PROBLEM REQUIREMENTS:
Scan the records for lines with the string "Delay". Say how many there are, and add nothing.

DATA FOR THIS EXERCISE:
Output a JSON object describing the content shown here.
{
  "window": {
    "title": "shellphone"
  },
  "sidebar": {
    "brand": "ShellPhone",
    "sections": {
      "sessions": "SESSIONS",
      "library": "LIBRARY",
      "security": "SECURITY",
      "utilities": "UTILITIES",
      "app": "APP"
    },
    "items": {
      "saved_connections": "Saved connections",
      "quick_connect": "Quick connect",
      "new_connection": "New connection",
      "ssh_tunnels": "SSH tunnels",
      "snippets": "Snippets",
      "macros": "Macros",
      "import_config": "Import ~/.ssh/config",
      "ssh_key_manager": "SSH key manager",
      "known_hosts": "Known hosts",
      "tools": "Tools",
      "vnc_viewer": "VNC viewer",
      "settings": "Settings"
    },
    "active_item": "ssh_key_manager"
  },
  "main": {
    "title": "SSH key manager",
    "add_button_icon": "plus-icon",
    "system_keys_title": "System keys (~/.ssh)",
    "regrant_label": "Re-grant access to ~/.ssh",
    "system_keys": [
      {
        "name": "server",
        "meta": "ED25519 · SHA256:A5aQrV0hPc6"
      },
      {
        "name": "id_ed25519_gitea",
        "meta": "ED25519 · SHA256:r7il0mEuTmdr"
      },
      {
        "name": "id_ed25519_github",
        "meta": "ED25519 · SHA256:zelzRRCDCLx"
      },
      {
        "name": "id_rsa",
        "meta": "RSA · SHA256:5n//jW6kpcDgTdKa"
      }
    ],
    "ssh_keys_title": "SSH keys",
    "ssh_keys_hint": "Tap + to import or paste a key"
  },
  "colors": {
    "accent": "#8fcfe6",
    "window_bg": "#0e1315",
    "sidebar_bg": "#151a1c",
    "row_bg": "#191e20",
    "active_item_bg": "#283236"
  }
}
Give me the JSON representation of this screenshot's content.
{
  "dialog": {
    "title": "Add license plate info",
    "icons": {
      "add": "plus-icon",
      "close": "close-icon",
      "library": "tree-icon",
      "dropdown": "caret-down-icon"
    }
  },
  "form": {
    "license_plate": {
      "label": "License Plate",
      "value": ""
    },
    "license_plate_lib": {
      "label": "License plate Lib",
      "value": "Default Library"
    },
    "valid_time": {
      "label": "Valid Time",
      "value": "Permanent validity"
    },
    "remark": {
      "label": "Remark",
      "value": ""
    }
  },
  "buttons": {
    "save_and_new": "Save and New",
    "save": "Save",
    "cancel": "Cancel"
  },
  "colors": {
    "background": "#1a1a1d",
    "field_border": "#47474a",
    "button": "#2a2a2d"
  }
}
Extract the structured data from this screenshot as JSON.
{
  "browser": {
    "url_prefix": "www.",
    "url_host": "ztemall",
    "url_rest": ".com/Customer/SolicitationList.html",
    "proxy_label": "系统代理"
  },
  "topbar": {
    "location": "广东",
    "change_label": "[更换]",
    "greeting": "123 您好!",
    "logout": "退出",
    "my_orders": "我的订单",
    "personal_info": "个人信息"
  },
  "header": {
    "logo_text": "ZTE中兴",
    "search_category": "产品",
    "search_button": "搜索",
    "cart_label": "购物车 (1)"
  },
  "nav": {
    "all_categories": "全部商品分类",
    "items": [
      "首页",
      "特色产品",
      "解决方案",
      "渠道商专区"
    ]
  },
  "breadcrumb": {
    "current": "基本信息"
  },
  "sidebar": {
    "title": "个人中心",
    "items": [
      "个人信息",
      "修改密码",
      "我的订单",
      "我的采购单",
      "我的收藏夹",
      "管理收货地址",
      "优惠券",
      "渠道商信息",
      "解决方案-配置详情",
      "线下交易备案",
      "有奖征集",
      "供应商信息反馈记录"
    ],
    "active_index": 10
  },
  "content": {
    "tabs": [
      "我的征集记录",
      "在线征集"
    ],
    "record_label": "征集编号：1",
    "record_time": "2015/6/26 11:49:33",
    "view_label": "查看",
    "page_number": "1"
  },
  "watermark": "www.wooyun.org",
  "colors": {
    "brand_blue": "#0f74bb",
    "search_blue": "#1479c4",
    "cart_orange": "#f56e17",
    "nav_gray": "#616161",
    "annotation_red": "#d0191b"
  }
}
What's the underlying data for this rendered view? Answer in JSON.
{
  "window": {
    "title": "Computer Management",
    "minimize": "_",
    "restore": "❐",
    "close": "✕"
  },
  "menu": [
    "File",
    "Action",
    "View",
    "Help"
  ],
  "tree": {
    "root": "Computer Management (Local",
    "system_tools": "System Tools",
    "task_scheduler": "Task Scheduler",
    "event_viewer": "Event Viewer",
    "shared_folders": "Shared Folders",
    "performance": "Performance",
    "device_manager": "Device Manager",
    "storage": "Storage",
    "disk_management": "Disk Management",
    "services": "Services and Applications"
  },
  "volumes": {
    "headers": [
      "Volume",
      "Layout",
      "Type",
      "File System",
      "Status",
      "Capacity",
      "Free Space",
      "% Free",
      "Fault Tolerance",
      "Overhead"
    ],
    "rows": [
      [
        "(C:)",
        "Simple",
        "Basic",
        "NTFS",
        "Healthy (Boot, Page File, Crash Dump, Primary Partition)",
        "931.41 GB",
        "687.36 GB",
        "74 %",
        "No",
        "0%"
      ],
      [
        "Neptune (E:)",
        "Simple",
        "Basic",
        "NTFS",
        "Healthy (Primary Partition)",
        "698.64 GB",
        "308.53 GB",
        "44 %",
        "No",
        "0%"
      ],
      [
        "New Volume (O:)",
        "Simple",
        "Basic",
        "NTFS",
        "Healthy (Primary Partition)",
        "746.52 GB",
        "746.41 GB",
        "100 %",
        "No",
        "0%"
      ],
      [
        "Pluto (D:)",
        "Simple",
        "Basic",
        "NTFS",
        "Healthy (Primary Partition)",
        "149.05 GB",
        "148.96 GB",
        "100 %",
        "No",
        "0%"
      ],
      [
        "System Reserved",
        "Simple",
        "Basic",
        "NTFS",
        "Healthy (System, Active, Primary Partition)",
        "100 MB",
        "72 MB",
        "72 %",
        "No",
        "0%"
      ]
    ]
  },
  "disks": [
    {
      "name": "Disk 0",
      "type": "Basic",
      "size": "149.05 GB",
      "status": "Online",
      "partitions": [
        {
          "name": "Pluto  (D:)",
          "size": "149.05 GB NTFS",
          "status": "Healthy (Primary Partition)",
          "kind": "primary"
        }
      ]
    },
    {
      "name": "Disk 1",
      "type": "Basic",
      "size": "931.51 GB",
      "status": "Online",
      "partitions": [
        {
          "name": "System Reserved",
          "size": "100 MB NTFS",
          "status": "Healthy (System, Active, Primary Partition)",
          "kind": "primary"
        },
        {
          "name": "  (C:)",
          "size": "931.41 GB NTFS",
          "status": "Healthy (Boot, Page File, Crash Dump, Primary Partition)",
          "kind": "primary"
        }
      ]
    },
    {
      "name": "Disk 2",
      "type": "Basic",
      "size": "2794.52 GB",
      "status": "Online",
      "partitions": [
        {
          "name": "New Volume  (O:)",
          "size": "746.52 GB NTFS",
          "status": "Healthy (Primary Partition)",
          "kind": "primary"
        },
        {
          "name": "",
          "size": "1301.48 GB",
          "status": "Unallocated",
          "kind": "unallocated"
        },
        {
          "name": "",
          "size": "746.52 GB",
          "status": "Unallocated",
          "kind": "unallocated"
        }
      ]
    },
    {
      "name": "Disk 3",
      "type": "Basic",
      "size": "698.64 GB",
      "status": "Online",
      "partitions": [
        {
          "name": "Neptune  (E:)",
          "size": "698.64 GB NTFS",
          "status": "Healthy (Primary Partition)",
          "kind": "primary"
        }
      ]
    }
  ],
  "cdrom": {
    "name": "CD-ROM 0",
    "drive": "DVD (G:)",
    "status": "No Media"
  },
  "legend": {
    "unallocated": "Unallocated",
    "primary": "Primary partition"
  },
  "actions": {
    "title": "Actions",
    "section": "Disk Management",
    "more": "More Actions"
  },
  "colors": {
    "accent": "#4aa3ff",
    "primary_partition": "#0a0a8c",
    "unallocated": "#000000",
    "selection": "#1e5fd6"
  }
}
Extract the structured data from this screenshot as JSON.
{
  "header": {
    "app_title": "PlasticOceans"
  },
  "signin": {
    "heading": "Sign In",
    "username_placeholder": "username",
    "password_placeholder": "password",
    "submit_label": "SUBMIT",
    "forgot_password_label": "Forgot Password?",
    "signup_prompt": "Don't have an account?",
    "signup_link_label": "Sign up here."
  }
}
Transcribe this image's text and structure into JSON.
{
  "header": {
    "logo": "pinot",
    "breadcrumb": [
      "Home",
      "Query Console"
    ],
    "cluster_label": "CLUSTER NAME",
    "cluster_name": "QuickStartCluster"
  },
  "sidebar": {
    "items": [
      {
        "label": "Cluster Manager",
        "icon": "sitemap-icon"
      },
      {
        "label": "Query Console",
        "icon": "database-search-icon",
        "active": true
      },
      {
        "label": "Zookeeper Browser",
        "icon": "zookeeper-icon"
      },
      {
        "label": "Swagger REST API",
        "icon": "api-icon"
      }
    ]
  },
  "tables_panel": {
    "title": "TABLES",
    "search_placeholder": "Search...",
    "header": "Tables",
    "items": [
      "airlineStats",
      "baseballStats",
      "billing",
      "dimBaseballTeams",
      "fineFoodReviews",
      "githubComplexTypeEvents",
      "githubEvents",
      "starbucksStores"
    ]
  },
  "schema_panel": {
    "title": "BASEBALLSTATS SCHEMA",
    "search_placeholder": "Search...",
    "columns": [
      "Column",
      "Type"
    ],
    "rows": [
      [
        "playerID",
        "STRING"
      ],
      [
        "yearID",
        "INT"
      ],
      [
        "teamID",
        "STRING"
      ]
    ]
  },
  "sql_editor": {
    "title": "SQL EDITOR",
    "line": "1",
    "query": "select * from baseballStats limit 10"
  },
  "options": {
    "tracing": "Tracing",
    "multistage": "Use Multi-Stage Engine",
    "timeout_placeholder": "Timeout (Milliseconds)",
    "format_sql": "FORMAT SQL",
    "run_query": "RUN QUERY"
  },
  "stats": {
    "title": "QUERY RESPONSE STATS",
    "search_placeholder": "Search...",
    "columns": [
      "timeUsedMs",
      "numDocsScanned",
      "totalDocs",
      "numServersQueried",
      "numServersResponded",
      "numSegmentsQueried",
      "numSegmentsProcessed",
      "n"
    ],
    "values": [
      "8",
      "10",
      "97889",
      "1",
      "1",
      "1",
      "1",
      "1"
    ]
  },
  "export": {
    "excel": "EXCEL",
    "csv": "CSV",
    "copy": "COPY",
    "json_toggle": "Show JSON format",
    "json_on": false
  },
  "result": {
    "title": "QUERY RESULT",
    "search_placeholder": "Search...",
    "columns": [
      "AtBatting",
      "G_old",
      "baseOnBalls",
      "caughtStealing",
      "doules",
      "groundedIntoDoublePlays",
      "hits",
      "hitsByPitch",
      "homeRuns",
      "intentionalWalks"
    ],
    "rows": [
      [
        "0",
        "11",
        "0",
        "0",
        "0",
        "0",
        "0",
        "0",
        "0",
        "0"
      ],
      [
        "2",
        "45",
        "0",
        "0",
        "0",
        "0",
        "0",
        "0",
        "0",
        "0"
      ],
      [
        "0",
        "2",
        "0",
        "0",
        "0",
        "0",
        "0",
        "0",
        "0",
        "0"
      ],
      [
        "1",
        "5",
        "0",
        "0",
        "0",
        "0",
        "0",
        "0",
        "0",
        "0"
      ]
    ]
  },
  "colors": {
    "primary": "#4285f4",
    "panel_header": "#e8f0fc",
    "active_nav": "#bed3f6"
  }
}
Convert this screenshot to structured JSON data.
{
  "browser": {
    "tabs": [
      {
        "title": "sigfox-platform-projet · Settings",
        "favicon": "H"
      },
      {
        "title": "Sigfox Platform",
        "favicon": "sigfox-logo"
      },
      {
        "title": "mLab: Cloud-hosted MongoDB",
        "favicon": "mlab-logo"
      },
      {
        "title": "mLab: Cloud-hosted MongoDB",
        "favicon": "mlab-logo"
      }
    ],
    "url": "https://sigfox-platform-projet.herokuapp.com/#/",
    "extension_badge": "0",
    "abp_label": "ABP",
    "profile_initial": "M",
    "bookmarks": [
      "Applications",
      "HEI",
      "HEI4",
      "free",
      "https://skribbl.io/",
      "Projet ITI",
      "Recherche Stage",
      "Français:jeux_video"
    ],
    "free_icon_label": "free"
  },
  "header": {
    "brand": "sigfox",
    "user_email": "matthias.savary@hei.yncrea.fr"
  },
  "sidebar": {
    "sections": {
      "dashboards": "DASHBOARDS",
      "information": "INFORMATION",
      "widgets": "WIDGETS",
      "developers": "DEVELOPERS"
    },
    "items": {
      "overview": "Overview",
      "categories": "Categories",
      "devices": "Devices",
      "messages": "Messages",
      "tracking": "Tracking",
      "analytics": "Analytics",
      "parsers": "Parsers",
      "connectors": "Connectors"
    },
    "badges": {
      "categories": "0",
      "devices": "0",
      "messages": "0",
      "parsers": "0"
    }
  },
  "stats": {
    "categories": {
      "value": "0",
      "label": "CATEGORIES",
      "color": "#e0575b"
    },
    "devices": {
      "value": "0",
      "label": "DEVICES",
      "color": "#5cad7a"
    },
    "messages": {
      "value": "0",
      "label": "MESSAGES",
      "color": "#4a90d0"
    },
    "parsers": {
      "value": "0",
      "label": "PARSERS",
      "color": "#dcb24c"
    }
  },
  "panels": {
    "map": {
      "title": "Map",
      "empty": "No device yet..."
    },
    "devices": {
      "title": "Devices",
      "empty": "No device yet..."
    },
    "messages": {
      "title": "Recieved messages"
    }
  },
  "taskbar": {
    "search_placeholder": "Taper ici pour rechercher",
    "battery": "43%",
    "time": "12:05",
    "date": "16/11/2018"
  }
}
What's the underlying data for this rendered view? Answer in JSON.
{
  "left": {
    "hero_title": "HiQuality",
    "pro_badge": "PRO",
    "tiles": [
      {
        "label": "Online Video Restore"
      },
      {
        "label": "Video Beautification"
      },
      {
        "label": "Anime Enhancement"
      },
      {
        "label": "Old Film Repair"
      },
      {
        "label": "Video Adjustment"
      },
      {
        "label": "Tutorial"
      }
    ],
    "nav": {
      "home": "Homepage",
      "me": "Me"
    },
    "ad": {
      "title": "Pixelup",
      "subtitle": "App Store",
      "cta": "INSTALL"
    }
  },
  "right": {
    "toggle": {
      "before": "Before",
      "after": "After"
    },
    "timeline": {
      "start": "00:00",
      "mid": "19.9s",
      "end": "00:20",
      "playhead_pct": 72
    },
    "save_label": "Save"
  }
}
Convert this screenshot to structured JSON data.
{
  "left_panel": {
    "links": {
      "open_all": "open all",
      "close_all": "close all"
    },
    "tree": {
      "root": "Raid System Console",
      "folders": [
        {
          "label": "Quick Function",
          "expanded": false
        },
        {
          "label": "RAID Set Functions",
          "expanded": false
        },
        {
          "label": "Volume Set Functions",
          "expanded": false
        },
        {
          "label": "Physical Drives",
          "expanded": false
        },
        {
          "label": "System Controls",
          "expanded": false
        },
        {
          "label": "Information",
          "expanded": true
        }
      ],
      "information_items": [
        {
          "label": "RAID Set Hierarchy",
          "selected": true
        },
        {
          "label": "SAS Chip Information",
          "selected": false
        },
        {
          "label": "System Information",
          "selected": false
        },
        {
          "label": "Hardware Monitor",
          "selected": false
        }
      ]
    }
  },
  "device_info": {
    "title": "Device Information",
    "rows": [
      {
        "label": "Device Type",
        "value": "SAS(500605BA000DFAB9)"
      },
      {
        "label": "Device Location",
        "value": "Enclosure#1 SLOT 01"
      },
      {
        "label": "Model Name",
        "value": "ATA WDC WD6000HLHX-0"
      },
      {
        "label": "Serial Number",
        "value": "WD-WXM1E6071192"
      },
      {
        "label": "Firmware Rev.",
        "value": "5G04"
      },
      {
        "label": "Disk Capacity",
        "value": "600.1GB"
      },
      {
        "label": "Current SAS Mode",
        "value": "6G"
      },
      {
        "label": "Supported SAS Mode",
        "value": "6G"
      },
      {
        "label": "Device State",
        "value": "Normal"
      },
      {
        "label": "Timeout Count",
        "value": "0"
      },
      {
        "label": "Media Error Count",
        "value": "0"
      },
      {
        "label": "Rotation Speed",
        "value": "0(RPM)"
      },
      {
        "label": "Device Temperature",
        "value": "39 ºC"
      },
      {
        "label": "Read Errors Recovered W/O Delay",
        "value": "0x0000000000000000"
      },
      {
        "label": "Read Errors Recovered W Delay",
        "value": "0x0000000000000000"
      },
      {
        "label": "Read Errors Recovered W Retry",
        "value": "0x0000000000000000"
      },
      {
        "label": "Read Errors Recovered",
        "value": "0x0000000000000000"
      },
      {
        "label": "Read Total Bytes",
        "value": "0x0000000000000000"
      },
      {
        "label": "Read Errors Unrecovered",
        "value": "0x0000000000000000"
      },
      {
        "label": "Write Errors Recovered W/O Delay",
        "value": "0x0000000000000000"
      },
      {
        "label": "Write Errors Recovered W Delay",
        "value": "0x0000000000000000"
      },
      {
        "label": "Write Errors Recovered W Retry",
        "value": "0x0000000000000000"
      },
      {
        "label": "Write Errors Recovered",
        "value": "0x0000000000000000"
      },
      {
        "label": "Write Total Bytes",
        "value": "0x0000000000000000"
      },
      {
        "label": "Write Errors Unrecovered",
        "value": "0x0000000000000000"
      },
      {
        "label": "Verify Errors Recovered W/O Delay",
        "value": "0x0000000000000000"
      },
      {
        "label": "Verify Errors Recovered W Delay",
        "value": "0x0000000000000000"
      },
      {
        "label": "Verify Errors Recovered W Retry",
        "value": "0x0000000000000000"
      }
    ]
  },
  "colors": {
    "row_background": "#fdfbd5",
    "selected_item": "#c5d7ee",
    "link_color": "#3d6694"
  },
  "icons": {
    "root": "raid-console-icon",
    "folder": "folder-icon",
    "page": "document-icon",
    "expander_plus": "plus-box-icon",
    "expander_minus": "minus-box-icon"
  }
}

SOLVED PROBLEM:
6